Murphy’s Law #20

March 22, 2017

Yesterday was spent partly in Senate Finance and Tax as the committee worked on HB1361 which is about property tax caps. Each of the Senators has a position, with Chairman Cook stating that for the past five budgets, Morton county has not had a mill increase, but with a 3 percent cap they probably would have had one every year. Senator Laffen said he was against it on the basis of taking away local control, and so on. It appears that the bill may be held as long as possible for end-game leverage, which is a world I do not fully understand and have little respect for. Unfortunately, game playing for power is common to all humans and it is magnified on this stage. So what I am saying is that at this portion of our 4 month process, it can be more difficult to predict when something is going to happen.
All policy committees are under orders to be done this week. Some are done, some are hustling.
Also visited Senate Appropriations where they were discussing how to determine when accepting Federal funds is worth the price of the strings attached. These are usually Dept. of Public Instruction or Dept. of Corrections issues. Also in that committee was the bill allowing state entities to spend up to $700,000 for improvements (up from $385,000) without legislative approval. Both bills passed on the floor just now (Tuesday).

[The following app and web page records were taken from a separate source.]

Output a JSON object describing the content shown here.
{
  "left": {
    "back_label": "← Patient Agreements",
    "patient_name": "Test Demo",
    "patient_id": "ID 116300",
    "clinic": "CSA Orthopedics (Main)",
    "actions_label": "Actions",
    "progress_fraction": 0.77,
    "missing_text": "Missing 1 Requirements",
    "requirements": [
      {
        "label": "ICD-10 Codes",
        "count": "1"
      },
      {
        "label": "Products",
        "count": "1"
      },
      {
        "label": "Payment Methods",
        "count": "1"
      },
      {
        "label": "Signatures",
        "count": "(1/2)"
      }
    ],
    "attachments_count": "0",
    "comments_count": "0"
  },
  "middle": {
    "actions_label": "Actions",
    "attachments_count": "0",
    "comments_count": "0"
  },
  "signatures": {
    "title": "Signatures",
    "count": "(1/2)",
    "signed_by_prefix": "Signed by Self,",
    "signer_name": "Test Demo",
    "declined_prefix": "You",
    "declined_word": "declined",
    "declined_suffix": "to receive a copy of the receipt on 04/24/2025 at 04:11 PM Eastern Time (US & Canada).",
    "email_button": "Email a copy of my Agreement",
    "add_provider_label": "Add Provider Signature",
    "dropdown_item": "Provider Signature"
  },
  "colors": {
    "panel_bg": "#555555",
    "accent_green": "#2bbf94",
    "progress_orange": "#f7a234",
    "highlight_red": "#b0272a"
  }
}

Today in Senate Appropriations was the issue of dealing with old oil wells (before the current boom) called Legacy wells and the improper handling of salt waters resulting in Ag land that is not usable. The committee was informed by the Dept. of Mineral Resources about the research going on in the NDSU greenhouse and it is a collaborative effort with the EERC at UND in Grand Forks. As any grower knows, salt tolerance is elusive amongst plants – most crop types need EC (electrical conductivity) levels under 4 -, with the most tolerant being western wheatgrass which will grow if the EC levels are less than 20. Bottom line is that with salt blooms growing/spreading around these abandoned legacy sites (current count at 121) with EC levels often at 130 or higher, it takes a lot of time and money to get these lands back to productive status. Having listened to a lot of upset farmers years ago on this issue, it is good to see something starting to move after our committee created that UND/NDSU partnership in 2013.